━━ DATASET EXCERPTS

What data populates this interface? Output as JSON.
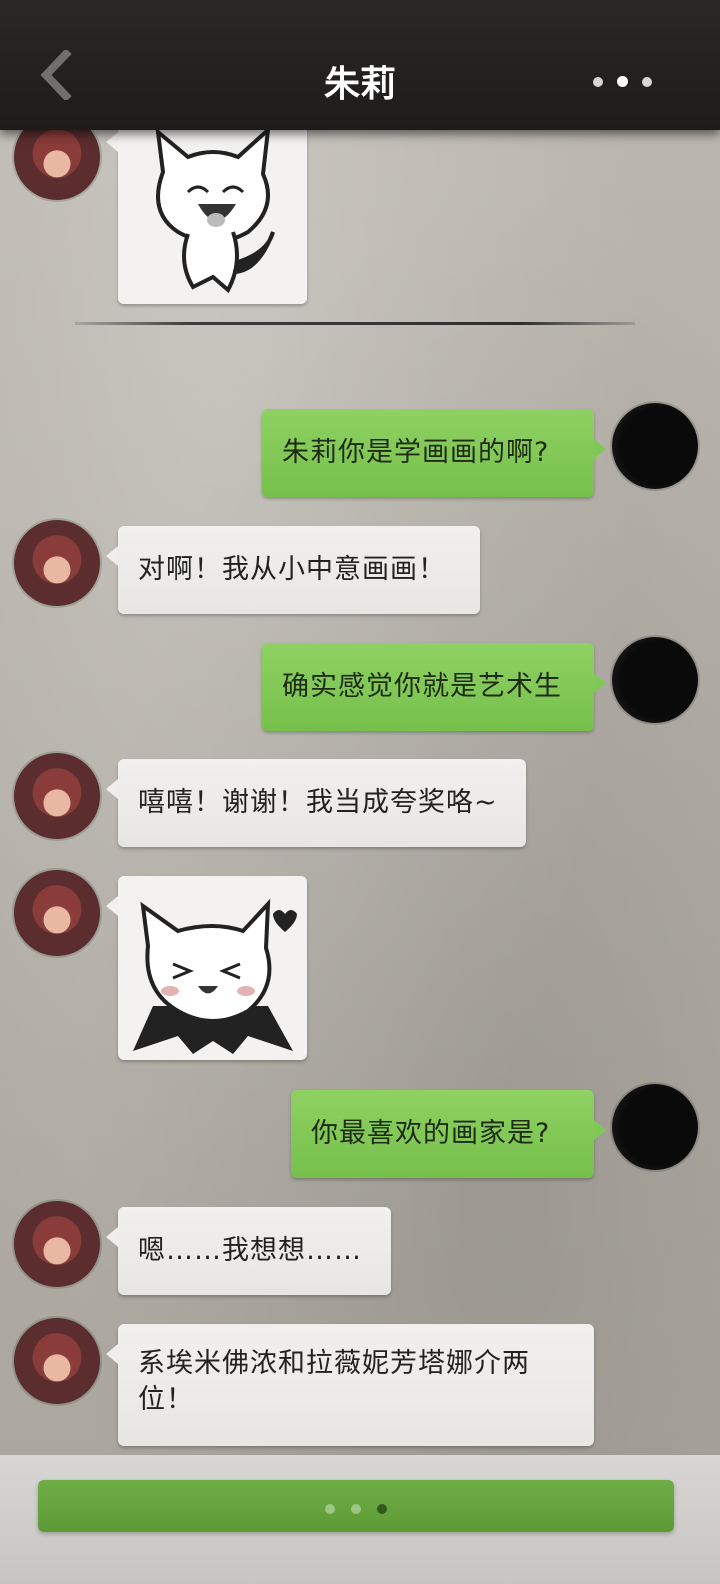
{
  "header": {
    "title": "朱莉",
    "back_icon": "chevron-left-icon",
    "more_icon": "more-dots-icon"
  },
  "messages": [
    {
      "from": "contact",
      "type": "sticker",
      "sticker": "cat-devil-laughing-sticker"
    },
    {
      "from": "me",
      "type": "text",
      "text": "朱莉你是学画画的啊?"
    },
    {
      "from": "contact",
      "type": "text",
      "text": "对啊！我从小中意画画！"
    },
    {
      "from": "me",
      "type": "text",
      "text": "确实感觉你就是艺术生"
    },
    {
      "from": "contact",
      "type": "text",
      "text": "嘻嘻！谢谢！我当成夸奖咯~"
    },
    {
      "from": "contact",
      "type": "sticker",
      "sticker": "cat-devil-happy-heart-sticker"
    },
    {
      "from": "me",
      "type": "text",
      "text": "你最喜欢的画家是?"
    },
    {
      "from": "contact",
      "type": "text",
      "text": "嗯……我想想……"
    },
    {
      "from": "contact",
      "type": "text",
      "text": "系埃米佛浓和拉薇妮芳塔娜介两位！"
    }
  ],
  "footer": {
    "typing_indicator": "typing-dots-icon"
  },
  "colors": {
    "header_bg": "#1f1e1d",
    "my_bubble": "#80c855",
    "contact_bubble": "#efeeec",
    "footer_bar": "#66a43d"
  }
}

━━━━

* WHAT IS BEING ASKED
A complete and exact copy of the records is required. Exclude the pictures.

* EXPECTED ANSWER
What data populates this interface? Output as JSON.
{
  "header": {
    "title": "朱莉",
    "back_icon": "chevron-left-icon",
    "more_icon": "more-dots-icon"
  },
  "messages": [
    {
      "from": "contact",
      "type": "sticker",
      "sticker": "cat-devil-laughing-sticker"
    },
    {
      "from": "me",
      "type": "text",
      "text": "朱莉你是学画画的啊?"
    },
    {
      "from": "contact",
      "type": "text",
      "text": "对啊！我从小中意画画！"
    },
    {
      "from": "me",
      "type": "text",
      "text": "确实感觉你就是艺术生"
    },
    {
      "from": "contact",
      "type": "text",
      "text": "嘻嘻！谢谢！我当成夸奖咯~"
    },
    {
      "from": "contact",
      "type": "sticker",
      "sticker": "cat-devil-happy-heart-sticker"
    },
    {
      "from": "me",
      "type": "text",
      "text": "你最喜欢的画家是?"
    },
    {
      "from": "contact",
      "type": "text",
      "text": "嗯……我想想……"
    },
    {
      "from": "contact",
      "type": "text",
      "text": "系埃米佛浓和拉薇妮芳塔娜介两位！"
    }
  ],
  "footer": {
    "typing_indicator": "typing-dots-icon"
  },
  "colors": {
    "header_bg": "#1f1e1d",
    "my_bubble": "#80c855",
    "contact_bubble": "#efeeec",
    "footer_bar": "#66a43d"
  }
}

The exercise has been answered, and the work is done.